◆ **TASK DESCRIPTION**
As the answer, give a copy of each line below that includes the word "Manacor".

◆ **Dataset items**
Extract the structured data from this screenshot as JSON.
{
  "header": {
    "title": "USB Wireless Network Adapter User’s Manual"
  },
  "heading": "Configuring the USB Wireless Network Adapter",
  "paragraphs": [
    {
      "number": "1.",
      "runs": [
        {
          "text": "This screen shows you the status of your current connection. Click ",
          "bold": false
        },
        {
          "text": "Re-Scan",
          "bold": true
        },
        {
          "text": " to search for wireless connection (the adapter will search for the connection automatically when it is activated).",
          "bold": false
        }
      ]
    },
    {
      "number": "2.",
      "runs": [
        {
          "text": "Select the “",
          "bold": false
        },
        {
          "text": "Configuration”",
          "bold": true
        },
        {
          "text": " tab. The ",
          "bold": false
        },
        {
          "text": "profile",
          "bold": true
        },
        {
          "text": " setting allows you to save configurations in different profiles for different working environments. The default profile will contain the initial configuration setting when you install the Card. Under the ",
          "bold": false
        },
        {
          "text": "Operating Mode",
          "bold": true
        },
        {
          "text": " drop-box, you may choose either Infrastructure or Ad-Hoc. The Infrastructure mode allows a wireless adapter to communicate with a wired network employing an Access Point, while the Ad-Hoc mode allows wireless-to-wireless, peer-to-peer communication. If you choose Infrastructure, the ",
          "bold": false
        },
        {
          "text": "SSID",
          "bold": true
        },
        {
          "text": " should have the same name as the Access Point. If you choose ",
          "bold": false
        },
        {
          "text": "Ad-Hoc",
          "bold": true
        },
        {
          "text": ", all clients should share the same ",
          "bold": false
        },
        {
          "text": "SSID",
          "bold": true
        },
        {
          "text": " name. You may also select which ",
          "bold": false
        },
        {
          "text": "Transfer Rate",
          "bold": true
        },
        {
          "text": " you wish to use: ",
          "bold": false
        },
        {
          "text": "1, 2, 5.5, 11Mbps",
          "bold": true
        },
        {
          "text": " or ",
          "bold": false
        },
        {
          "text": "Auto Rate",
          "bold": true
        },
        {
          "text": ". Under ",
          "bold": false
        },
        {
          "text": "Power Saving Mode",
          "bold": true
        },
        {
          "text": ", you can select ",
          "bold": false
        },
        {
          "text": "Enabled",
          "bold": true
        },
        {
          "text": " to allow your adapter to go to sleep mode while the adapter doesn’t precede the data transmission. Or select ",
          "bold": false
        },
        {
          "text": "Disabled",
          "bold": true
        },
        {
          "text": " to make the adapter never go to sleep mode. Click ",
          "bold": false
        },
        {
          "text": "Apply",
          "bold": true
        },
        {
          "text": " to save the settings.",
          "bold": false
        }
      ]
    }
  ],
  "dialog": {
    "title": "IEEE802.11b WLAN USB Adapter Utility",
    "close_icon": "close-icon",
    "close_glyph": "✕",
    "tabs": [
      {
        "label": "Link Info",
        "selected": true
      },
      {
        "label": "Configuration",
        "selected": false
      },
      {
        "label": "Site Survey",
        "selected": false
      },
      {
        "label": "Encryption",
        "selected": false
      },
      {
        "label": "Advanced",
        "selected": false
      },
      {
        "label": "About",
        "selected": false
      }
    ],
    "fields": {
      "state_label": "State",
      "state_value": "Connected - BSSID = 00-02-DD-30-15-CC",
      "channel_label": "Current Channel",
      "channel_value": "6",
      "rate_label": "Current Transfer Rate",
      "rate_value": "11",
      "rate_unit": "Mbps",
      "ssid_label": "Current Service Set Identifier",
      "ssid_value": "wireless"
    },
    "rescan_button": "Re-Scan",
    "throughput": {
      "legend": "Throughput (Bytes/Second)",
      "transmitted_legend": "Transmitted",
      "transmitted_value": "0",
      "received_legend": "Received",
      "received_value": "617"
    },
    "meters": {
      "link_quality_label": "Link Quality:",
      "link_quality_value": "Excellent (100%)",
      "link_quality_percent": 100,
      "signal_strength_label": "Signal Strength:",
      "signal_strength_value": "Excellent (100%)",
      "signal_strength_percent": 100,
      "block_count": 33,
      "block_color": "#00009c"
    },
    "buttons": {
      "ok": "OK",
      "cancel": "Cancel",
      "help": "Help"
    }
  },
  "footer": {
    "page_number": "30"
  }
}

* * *

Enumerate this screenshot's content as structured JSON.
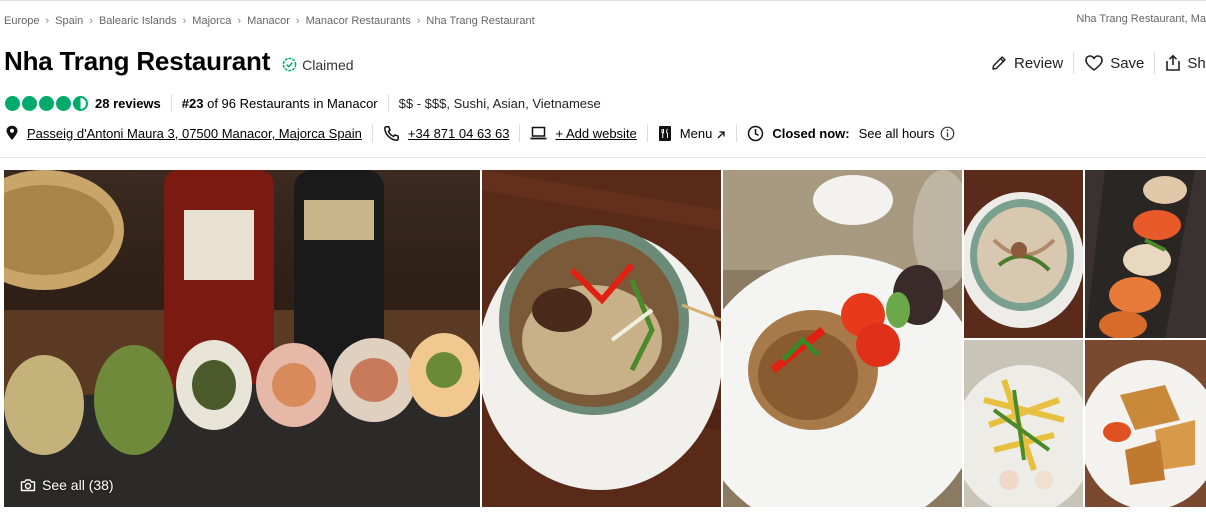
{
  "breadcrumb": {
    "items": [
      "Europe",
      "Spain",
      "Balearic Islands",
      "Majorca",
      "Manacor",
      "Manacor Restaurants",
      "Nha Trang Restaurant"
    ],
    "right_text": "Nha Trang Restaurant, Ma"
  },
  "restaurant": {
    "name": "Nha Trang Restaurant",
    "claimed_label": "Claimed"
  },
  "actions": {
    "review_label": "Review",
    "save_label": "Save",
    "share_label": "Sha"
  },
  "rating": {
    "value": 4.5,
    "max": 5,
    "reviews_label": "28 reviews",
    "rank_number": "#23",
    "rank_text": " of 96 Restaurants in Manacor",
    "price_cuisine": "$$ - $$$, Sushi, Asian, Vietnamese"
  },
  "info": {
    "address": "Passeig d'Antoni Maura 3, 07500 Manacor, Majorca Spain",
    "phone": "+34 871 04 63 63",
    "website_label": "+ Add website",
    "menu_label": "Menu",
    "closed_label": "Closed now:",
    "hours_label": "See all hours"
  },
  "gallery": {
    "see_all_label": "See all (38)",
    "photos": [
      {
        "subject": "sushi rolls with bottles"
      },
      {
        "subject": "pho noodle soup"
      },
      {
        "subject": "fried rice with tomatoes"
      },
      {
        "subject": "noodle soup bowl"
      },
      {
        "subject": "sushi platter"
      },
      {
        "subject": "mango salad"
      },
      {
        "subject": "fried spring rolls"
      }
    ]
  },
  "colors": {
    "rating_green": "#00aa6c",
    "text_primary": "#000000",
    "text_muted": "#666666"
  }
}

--

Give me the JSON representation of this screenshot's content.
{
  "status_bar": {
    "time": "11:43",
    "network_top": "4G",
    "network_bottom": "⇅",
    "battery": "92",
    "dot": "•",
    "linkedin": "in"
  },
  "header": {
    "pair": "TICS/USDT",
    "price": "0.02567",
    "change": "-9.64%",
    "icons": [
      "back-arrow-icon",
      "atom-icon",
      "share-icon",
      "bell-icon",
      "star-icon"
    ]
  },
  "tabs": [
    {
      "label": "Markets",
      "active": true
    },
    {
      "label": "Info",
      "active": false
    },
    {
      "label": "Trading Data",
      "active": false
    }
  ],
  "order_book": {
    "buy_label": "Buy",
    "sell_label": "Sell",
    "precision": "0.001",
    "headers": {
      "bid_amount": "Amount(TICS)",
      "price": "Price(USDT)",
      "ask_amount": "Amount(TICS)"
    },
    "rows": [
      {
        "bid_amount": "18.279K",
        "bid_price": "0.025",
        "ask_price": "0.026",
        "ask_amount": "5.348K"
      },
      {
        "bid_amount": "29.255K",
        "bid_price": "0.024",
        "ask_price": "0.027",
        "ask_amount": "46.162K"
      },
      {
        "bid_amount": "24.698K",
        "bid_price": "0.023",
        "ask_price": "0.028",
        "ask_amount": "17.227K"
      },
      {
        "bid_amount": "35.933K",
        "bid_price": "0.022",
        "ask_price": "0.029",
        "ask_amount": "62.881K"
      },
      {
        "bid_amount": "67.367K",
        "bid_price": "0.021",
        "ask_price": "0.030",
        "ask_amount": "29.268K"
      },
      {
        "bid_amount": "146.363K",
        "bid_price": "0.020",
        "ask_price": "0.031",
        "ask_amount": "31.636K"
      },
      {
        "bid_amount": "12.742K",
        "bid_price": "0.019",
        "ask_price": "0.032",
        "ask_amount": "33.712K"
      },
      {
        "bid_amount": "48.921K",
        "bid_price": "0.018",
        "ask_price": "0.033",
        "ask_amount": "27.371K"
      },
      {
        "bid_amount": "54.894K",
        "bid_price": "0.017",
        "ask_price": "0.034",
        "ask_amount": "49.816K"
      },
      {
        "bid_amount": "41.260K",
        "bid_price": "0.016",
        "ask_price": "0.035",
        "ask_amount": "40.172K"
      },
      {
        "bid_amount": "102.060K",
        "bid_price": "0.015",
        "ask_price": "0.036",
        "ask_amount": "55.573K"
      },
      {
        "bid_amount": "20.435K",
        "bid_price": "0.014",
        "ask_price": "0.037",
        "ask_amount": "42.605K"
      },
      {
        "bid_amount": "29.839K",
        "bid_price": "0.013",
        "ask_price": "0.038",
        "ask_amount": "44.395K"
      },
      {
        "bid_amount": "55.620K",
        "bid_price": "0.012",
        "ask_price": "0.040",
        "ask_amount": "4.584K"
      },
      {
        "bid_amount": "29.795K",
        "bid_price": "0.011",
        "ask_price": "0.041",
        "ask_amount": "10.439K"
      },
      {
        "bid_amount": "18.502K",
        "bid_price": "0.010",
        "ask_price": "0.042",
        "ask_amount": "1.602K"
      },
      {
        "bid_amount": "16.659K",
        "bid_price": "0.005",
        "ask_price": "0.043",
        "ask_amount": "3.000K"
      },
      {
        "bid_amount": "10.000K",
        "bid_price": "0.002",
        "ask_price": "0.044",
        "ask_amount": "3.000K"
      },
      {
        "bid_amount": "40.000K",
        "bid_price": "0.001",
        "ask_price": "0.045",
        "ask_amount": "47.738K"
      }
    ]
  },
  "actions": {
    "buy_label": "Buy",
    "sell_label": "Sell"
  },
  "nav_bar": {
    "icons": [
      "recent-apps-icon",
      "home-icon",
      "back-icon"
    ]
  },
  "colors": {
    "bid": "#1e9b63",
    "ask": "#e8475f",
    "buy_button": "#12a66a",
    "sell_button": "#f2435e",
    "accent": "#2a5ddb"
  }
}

◆ **FINISHED EXERCISE**
      "Manacor",
      "Manacor Restaurants",
    "rank_text": " of 96 Restaurants in Manacor",
    "address": "Passeig d'Antoni Maura 3, 07500 Manacor, Majorca Spain",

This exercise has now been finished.